- _Exercise goal_
Return every line of the records that includes the string "true".

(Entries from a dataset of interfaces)
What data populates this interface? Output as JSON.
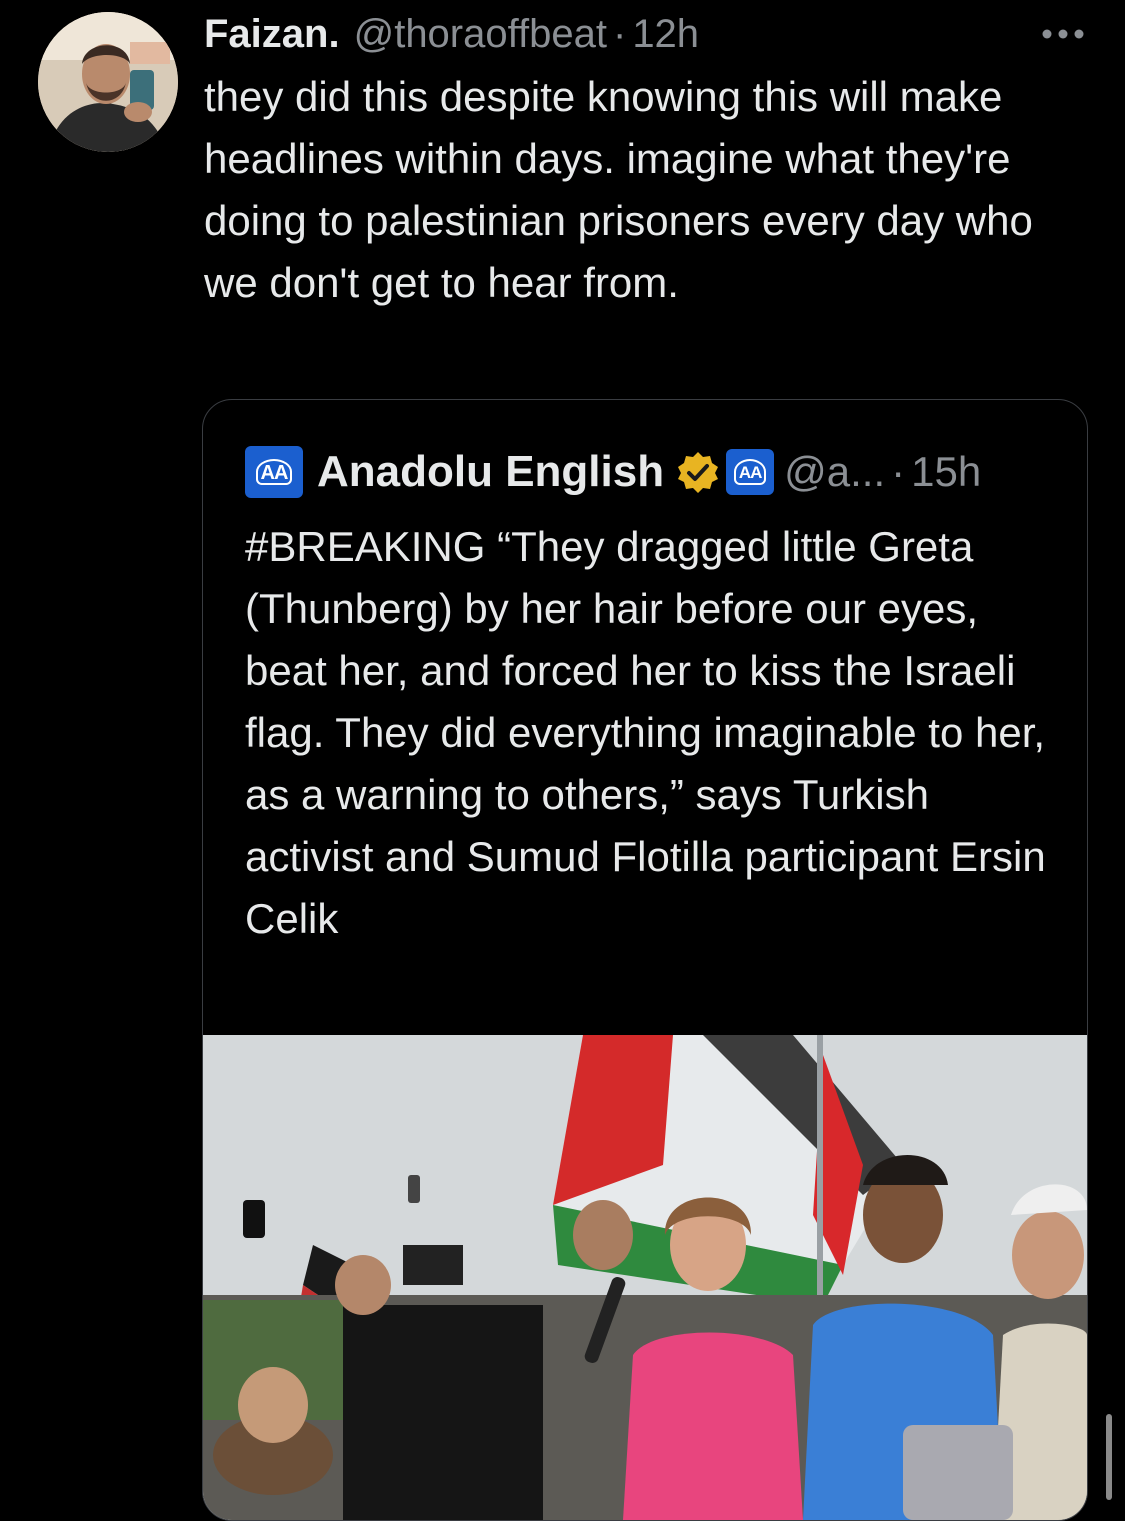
{
  "tweet": {
    "author": {
      "display_name": "Faizan.",
      "handle": "@thoraoffbeat",
      "separator": "·",
      "timestamp": "12h",
      "avatar_icon": "profile-photo"
    },
    "more_icon": "more-dots-icon",
    "text": "they did this despite knowing this will make headlines within days. imagine what they're doing to palestinian prisoners every day who we don't get to hear from."
  },
  "quoted_tweet": {
    "author": {
      "logo_text": "AA",
      "display_name": "Anadolu English",
      "verified_icon": "gold-verified-badge-icon",
      "affiliate_logo_text": "AA",
      "handle": "@a...",
      "separator": "·",
      "timestamp": "15h"
    },
    "text": "#BREAKING “They dragged little Greta (Thunberg) by her hair before our eyes, beat her, and forced her to kiss the Israeli flag. They did everything imaginable to her, as a warning to others,” says Turkish activist and Sumud Flotilla participant Ersin Celik",
    "media": {
      "type": "photo",
      "description_icon": "protest-photo"
    }
  },
  "colors": {
    "background": "#000000",
    "primary_text": "#e7e9ea",
    "secondary_text": "#8b8f94",
    "border": "#3a3d42",
    "aa_blue": "#1b5fcf",
    "verified_gold": "#e8b422"
  }
}
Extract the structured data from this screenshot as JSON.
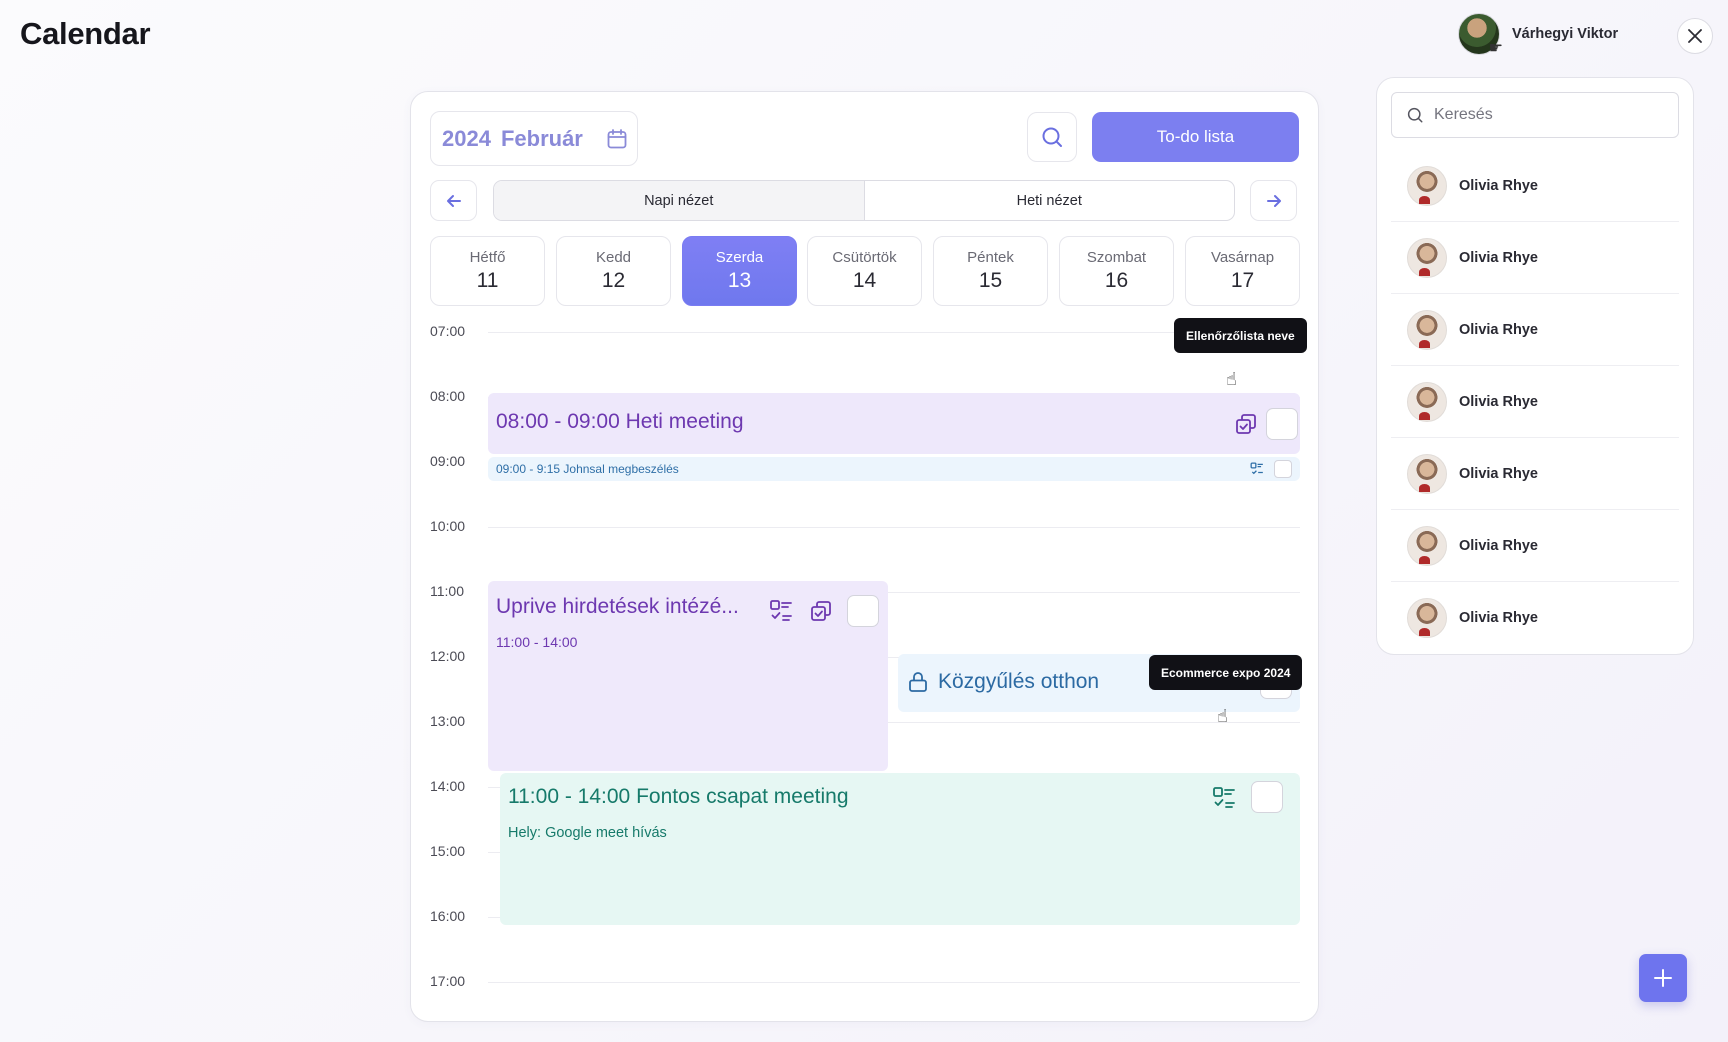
{
  "app": {
    "title": "Calendar"
  },
  "user": {
    "name": "Várhegyi Viktor"
  },
  "calendar": {
    "year": "2024",
    "month": "Február",
    "todo_label": "To-do lista",
    "views": {
      "daily": "Napi nézet",
      "weekly": "Heti nézet"
    },
    "days": [
      {
        "name": "Hétfő",
        "num": "11"
      },
      {
        "name": "Kedd",
        "num": "12"
      },
      {
        "name": "Szerda",
        "num": "13"
      },
      {
        "name": "Csütörtök",
        "num": "14"
      },
      {
        "name": "Péntek",
        "num": "15"
      },
      {
        "name": "Szombat",
        "num": "16"
      },
      {
        "name": "Vasárnap",
        "num": "17"
      }
    ],
    "selected_day": "13",
    "hours": [
      "07:00",
      "08:00",
      "09:00",
      "10:00",
      "11:00",
      "12:00",
      "13:00",
      "14:00",
      "15:00",
      "16:00",
      "17:00"
    ],
    "events": {
      "heti": {
        "time": "08:00 - 09:00",
        "title": "Heti meeting"
      },
      "johnsal": {
        "time": "09:00 - 9:15",
        "title": "Johnsal megbeszélés"
      },
      "uprive": {
        "title": "Uprive hirdetések intézé...",
        "time": "11:00 - 14:00"
      },
      "kozgy": {
        "title": "Közgyűlés otthon"
      },
      "fontos": {
        "time": "11:00 - 14:00",
        "title": "Fontos csapat meeting",
        "location": "Hely: Google meet hívás"
      }
    },
    "tooltips": {
      "checklist": "Ellenőrzőlista neve",
      "expo": "Ecommerce expo 2024"
    }
  },
  "side": {
    "search_placeholder": "Keresés",
    "people": [
      "Olivia Rhye",
      "Olivia Rhye",
      "Olivia Rhye",
      "Olivia Rhye",
      "Olivia Rhye",
      "Olivia Rhye",
      "Olivia Rhye"
    ]
  },
  "colors": {
    "accent": "#7c7ff0",
    "event_purple": "#eee8fb",
    "event_blue": "#ecf5fd",
    "event_green": "#e6f7f3"
  },
  "icons": [
    "calendar-icon",
    "search-icon",
    "arrow-left-icon",
    "arrow-right-icon",
    "close-icon",
    "copy-icon",
    "checklist-icon",
    "lock-icon",
    "plus-icon"
  ]
}
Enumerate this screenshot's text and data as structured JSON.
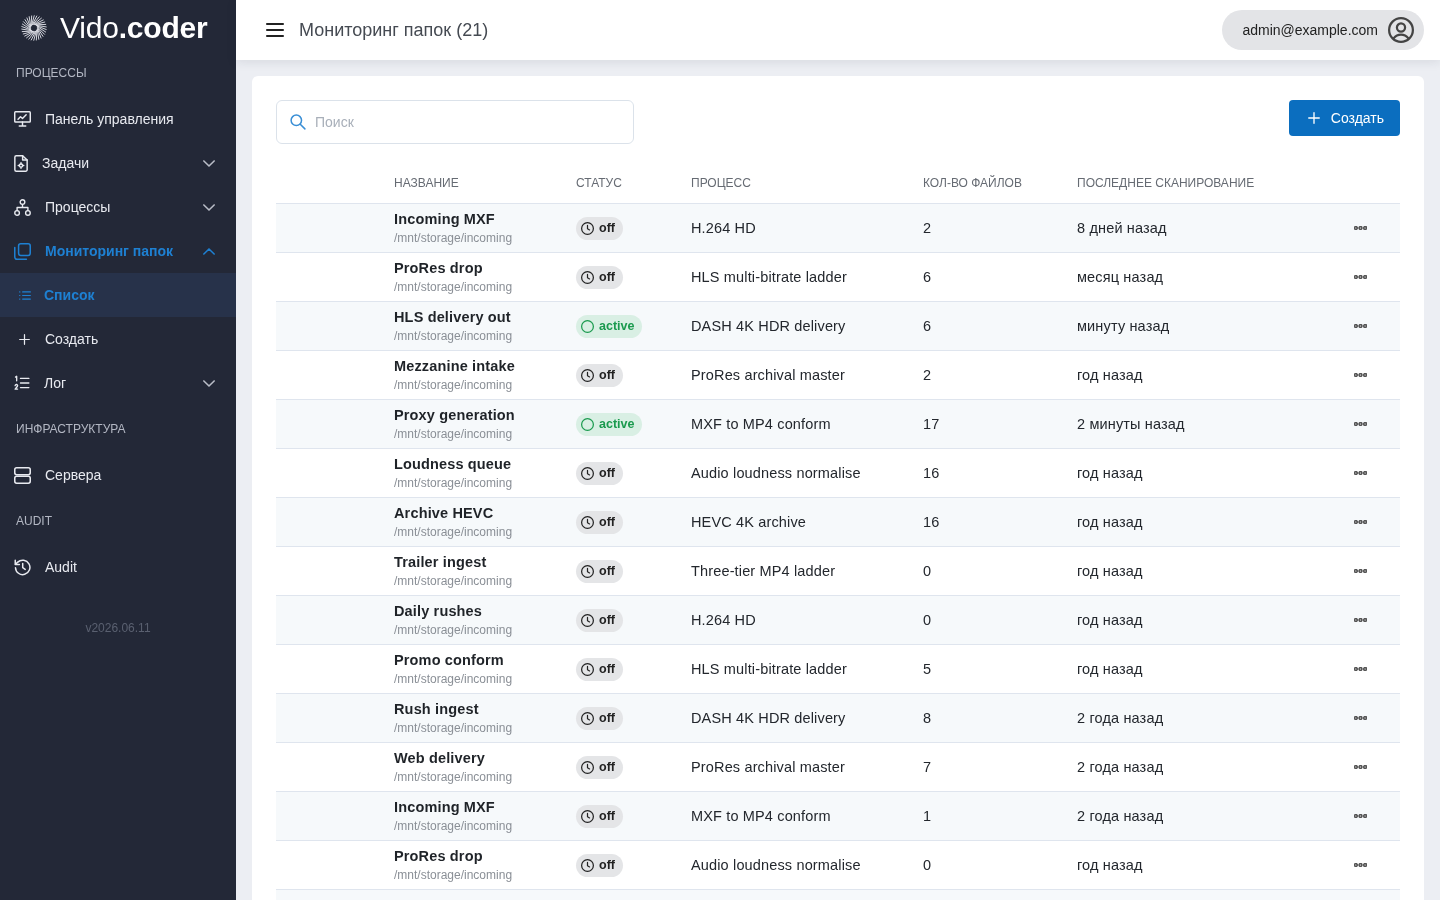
{
  "sidebar": {
    "logo": "Vido**.coder**",
    "sections": [
      {
        "label": "ПРОЦЕССЫ",
        "items": [
          {
            "kind": "link",
            "label": "Панель управления",
            "selected": false
          },
          {
            "kind": "group",
            "label": "Задачи",
            "selected": false,
            "expanded": false
          },
          {
            "kind": "group",
            "label": "Процессы",
            "selected": false,
            "expanded": false
          },
          {
            "kind": "group",
            "label": "Мониторинг папок",
            "selected": true,
            "expanded": true,
            "children": [
              {
                "kind": "link",
                "label": "Список",
                "selected": true
              },
              {
                "kind": "link",
                "label": "Создать",
                "selected": false
              }
            ]
          },
          {
            "kind": "group",
            "label": "Лог",
            "selected": false,
            "expanded": false
          }
        ]
      },
      {
        "label": "ИНФРАСТРУКТУРА",
        "items": [
          {
            "kind": "link",
            "label": "Сервера",
            "selected": false
          }
        ]
      },
      {
        "label": "AUDIT",
        "items": [
          {
            "kind": "link",
            "label": "Audit",
            "selected": false
          }
        ]
      }
    ],
    "version": "v2026.06.11"
  },
  "header": {
    "title": "Мониторинг папок (21)",
    "user": "admin@example.com"
  },
  "toolbar": {
    "search": {
      "placeholder": "Поиск"
    },
    "create_button": "Создать"
  },
  "table": {
    "columns": [
      "НАЗВАНИЕ",
      "СТАТУС",
      "ПРОЦЕСС",
      "КОЛ-ВО ФАЙЛОВ",
      "ПОСЛЕДНЕЕ СКАНИРОВАНИЕ"
    ],
    "rows": [
      {
        "name": "Incoming MXF",
        "path": "/mnt/storage/incoming",
        "status": {
          "label": "off",
          "on": false
        },
        "process": "H.264 HD",
        "files": "2",
        "last_scan": "8 дней назад"
      },
      {
        "name": "ProRes drop",
        "path": "/mnt/storage/incoming",
        "status": {
          "label": "off",
          "on": false
        },
        "process": "HLS multi-bitrate ladder",
        "files": "6",
        "last_scan": "месяц назад"
      },
      {
        "name": "HLS delivery out",
        "path": "/mnt/storage/incoming",
        "status": {
          "label": "active",
          "on": true
        },
        "process": "DASH 4K HDR delivery",
        "files": "6",
        "last_scan": "минуту назад"
      },
      {
        "name": "Mezzanine intake",
        "path": "/mnt/storage/incoming",
        "status": {
          "label": "off",
          "on": false
        },
        "process": "ProRes archival master",
        "files": "2",
        "last_scan": "год назад"
      },
      {
        "name": "Proxy generation",
        "path": "/mnt/storage/incoming",
        "status": {
          "label": "active",
          "on": true
        },
        "process": "MXF to MP4 conform",
        "files": "17",
        "last_scan": "2 минуты назад"
      },
      {
        "name": "Loudness queue",
        "path": "/mnt/storage/incoming",
        "status": {
          "label": "off",
          "on": false
        },
        "process": "Audio loudness normalise",
        "files": "16",
        "last_scan": "год назад"
      },
      {
        "name": "Archive HEVC",
        "path": "/mnt/storage/incoming",
        "status": {
          "label": "off",
          "on": false
        },
        "process": "HEVC 4K archive",
        "files": "16",
        "last_scan": "год назад"
      },
      {
        "name": "Trailer ingest",
        "path": "/mnt/storage/incoming",
        "status": {
          "label": "off",
          "on": false
        },
        "process": "Three-tier MP4 ladder",
        "files": "0",
        "last_scan": "год назад"
      },
      {
        "name": "Daily rushes",
        "path": "/mnt/storage/incoming",
        "status": {
          "label": "off",
          "on": false
        },
        "process": "H.264 HD",
        "files": "0",
        "last_scan": "год назад"
      },
      {
        "name": "Promo conform",
        "path": "/mnt/storage/incoming",
        "status": {
          "label": "off",
          "on": false
        },
        "process": "HLS multi-bitrate ladder",
        "files": "5",
        "last_scan": "год назад"
      },
      {
        "name": "Rush ingest",
        "path": "/mnt/storage/incoming",
        "status": {
          "label": "off",
          "on": false
        },
        "process": "DASH 4K HDR delivery",
        "files": "8",
        "last_scan": "2 года назад"
      },
      {
        "name": "Web delivery",
        "path": "/mnt/storage/incoming",
        "status": {
          "label": "off",
          "on": false
        },
        "process": "ProRes archival master",
        "files": "7",
        "last_scan": "2 года назад"
      },
      {
        "name": "Incoming MXF",
        "path": "/mnt/storage/incoming",
        "status": {
          "label": "off",
          "on": false
        },
        "process": "MXF to MP4 conform",
        "files": "1",
        "last_scan": "2 года назад"
      },
      {
        "name": "ProRes drop",
        "path": "/mnt/storage/incoming",
        "status": {
          "label": "off",
          "on": false
        },
        "process": "Audio loudness normalise",
        "files": "0",
        "last_scan": "год назад"
      }
    ]
  }
}
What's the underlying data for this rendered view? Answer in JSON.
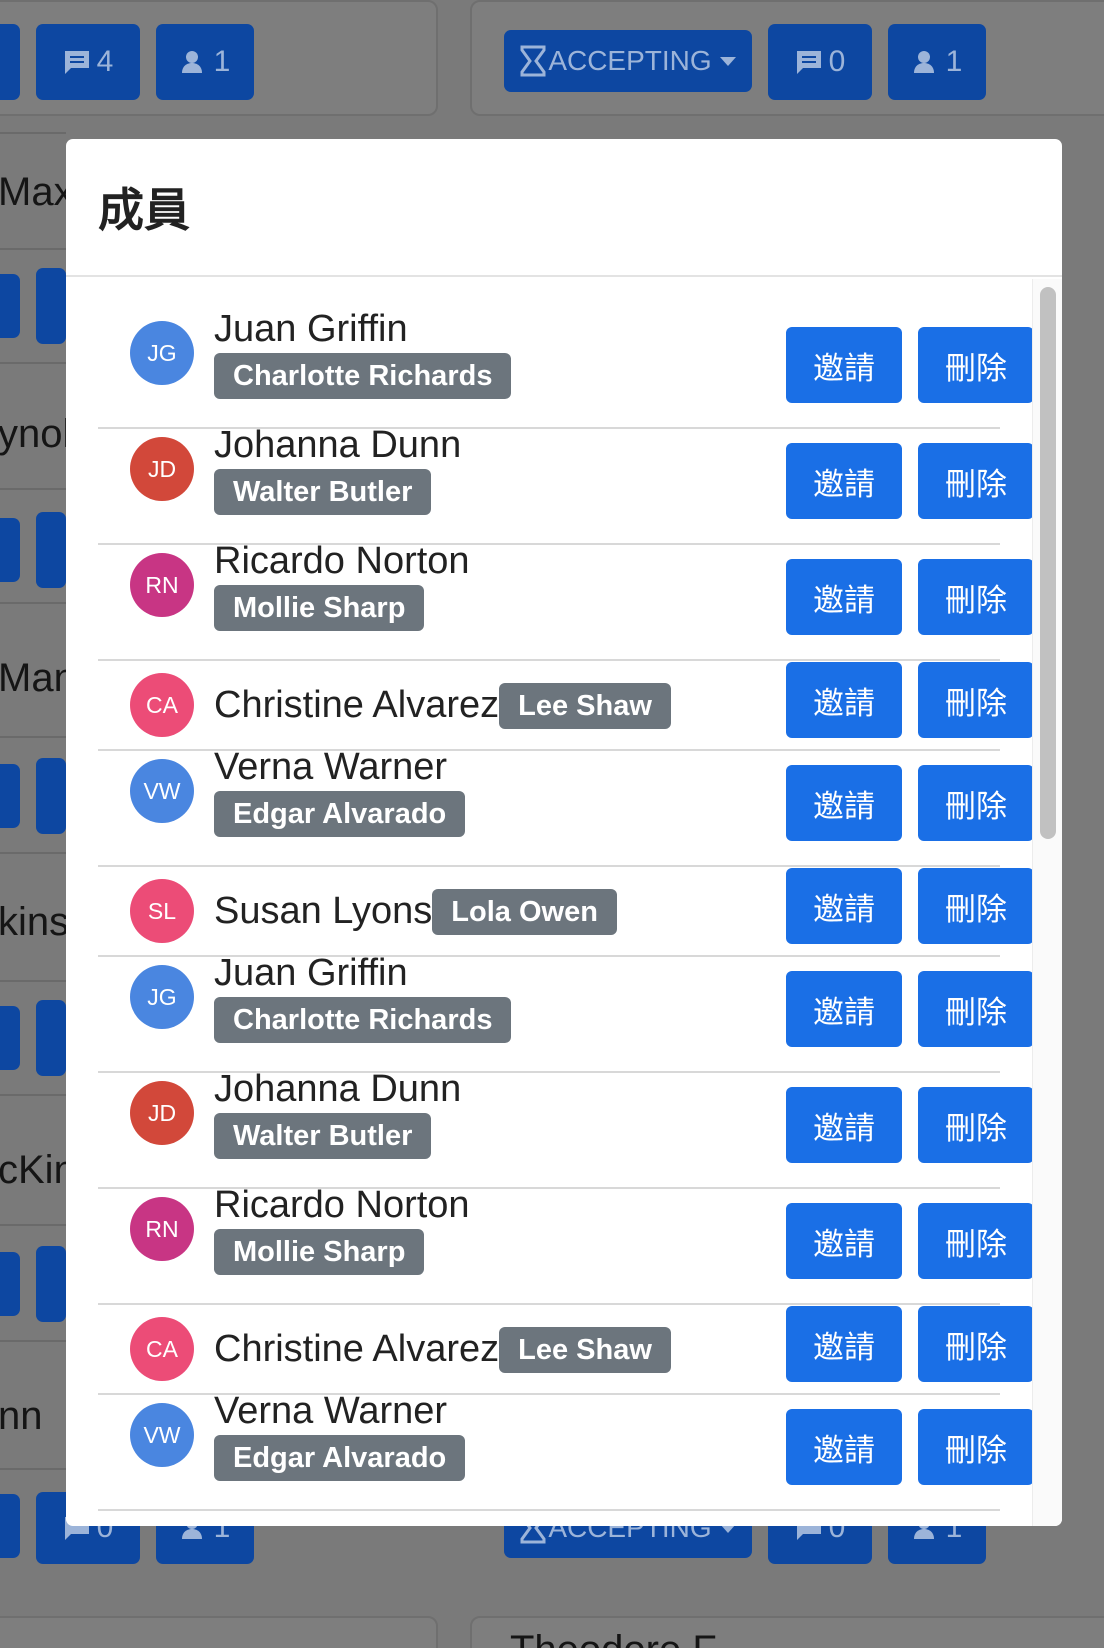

- _Output for this task_
            "selected": true,
            "expanded": true,
                "selected": true
          "on": true
          "on": true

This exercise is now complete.